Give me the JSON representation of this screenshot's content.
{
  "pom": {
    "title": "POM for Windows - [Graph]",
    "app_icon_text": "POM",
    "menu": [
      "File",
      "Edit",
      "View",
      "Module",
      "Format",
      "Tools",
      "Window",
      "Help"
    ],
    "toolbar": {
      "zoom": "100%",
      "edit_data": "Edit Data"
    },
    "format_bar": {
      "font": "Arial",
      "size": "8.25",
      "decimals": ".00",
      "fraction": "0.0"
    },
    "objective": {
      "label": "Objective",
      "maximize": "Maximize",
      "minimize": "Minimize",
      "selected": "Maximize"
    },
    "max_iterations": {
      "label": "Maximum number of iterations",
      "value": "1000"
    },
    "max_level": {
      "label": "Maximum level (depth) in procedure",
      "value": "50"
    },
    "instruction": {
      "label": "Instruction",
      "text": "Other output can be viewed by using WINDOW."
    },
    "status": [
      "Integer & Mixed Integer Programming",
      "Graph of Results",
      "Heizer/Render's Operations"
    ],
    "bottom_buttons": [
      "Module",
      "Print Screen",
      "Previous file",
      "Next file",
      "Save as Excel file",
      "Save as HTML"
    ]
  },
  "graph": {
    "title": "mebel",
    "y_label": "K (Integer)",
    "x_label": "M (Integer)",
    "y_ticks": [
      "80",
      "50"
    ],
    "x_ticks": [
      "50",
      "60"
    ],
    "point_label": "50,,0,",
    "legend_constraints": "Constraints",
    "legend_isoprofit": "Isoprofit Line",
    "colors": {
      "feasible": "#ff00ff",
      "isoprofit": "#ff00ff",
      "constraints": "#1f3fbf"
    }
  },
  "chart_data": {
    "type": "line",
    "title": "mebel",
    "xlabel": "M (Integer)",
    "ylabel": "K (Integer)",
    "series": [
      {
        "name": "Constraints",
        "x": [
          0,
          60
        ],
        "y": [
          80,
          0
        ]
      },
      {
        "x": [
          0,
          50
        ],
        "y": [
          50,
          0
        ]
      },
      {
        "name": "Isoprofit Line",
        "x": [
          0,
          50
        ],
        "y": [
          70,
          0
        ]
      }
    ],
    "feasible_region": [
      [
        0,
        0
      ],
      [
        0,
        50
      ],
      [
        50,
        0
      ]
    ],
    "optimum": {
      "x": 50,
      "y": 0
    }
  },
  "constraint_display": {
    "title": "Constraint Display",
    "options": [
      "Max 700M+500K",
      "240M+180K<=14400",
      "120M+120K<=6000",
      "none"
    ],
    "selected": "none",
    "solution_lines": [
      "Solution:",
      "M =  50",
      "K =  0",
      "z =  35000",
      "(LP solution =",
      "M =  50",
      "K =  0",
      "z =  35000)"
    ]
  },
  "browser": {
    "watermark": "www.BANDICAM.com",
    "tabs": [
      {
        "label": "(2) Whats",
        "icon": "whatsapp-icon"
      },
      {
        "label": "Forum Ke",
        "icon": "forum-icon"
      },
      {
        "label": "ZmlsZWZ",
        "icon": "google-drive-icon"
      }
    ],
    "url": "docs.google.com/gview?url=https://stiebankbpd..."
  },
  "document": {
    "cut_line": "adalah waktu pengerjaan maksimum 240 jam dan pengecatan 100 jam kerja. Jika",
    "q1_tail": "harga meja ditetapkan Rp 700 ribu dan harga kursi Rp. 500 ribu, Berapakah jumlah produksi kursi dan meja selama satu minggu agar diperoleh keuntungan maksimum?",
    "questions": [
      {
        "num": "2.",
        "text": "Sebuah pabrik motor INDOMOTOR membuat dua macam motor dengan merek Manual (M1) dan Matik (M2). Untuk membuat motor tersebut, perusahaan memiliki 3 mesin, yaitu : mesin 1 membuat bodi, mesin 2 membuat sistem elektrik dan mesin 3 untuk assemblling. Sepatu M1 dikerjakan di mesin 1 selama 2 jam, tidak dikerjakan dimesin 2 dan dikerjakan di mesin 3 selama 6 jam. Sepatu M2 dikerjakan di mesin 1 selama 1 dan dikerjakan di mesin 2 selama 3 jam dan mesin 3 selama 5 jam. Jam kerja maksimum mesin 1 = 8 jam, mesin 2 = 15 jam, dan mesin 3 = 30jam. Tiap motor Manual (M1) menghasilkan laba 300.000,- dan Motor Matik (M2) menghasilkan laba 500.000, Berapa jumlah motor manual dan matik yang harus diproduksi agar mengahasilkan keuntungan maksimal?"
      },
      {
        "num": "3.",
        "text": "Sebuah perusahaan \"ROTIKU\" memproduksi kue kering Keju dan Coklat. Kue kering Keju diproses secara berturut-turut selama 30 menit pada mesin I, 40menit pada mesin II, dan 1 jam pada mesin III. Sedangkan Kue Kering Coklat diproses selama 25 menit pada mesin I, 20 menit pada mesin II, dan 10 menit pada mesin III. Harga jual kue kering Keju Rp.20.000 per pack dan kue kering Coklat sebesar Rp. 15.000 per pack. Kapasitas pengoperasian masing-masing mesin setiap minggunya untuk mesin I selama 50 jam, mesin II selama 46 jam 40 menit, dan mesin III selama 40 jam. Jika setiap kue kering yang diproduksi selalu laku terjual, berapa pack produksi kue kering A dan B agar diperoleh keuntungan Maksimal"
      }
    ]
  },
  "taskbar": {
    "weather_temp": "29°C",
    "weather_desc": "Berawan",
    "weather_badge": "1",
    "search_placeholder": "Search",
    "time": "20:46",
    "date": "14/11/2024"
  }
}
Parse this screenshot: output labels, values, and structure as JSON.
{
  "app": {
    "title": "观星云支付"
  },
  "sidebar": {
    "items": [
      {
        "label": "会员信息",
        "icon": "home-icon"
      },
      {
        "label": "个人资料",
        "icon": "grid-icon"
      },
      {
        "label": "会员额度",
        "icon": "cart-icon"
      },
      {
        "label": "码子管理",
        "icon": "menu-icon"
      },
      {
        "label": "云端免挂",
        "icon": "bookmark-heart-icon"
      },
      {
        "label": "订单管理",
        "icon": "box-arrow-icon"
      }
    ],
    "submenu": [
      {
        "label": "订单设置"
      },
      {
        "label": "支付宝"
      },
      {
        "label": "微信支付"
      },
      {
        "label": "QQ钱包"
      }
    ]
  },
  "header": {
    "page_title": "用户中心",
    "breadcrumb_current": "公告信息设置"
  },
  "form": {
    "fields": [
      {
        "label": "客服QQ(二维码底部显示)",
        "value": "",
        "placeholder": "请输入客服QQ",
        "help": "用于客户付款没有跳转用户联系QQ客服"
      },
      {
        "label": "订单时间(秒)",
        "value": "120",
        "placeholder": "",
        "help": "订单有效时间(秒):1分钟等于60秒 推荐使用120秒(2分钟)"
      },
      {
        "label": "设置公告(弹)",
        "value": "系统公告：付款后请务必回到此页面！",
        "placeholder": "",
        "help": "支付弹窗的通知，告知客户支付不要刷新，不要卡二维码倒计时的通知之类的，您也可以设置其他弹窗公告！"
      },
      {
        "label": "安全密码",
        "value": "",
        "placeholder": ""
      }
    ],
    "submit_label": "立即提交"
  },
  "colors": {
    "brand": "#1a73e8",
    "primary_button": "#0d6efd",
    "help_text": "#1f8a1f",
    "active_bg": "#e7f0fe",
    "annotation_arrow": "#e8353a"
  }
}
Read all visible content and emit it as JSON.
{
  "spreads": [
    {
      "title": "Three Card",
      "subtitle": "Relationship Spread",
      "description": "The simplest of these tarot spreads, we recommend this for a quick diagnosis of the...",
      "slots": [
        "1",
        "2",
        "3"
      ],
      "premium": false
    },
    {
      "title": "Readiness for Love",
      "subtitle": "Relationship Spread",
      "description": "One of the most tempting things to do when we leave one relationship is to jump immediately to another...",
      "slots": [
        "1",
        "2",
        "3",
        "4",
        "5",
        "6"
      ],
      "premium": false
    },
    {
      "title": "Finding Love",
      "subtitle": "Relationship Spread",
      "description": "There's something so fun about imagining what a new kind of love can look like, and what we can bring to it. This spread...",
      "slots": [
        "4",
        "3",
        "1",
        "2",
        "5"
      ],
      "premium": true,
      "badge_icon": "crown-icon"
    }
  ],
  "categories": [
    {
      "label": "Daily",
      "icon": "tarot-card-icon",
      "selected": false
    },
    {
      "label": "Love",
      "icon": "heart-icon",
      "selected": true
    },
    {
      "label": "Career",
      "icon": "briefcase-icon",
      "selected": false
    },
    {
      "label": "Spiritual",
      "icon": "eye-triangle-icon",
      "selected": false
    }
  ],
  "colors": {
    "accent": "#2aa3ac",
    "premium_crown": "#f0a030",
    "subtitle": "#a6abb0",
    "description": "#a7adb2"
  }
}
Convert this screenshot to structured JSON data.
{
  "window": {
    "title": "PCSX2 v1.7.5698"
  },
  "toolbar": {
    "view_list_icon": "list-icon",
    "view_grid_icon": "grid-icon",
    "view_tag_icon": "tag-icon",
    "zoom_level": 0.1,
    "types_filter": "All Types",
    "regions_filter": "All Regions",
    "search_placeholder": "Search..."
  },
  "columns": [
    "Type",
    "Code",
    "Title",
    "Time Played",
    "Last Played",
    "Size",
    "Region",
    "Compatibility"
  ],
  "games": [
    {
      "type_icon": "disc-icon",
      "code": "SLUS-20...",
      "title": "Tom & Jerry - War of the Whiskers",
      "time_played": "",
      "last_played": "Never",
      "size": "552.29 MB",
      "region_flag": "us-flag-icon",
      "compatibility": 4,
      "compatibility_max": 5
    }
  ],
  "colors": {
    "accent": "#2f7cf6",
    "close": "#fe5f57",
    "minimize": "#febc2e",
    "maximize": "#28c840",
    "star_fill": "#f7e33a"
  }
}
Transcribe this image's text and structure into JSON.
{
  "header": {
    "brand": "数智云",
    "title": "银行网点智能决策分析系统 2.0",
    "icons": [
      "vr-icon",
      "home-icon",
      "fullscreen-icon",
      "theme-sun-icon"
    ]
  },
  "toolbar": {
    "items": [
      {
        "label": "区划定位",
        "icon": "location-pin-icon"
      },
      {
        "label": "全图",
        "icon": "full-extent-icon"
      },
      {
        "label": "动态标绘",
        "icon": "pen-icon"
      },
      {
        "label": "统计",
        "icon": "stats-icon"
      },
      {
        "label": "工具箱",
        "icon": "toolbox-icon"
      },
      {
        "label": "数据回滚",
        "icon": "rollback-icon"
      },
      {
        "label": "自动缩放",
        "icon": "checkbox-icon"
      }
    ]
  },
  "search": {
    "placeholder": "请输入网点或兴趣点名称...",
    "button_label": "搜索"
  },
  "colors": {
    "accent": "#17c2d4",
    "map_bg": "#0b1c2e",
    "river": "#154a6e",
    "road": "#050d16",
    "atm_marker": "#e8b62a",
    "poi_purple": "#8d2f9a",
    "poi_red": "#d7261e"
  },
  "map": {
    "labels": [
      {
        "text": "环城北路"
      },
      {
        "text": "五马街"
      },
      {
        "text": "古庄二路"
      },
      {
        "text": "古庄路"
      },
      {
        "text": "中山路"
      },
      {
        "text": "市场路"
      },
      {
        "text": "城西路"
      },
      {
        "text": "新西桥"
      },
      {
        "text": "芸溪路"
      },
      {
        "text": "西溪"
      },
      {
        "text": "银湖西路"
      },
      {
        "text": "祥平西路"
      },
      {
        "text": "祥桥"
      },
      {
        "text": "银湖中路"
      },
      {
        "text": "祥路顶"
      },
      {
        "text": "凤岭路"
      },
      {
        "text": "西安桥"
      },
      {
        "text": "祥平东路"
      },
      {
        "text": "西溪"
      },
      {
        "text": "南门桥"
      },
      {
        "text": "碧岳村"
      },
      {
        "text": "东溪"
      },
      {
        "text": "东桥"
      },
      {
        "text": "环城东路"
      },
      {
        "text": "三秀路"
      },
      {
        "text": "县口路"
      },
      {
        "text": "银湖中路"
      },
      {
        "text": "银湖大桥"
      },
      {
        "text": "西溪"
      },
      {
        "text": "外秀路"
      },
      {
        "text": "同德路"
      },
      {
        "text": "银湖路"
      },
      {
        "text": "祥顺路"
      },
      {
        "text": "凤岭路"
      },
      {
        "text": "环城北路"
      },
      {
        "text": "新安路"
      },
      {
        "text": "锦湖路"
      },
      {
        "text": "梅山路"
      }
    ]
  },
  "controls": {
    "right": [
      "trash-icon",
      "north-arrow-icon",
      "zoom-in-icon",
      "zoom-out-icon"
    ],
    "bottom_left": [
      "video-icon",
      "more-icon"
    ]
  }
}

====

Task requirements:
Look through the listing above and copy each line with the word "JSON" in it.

Worked solution:
Give me the JSON representation of this screenshot's content.
Parse this screenshot: output labels, values, and structure as JSON.
Read all visible content and emit it as JSON.
Convert this screenshot to structured JSON data.
Transcribe this image's text and structure into JSON.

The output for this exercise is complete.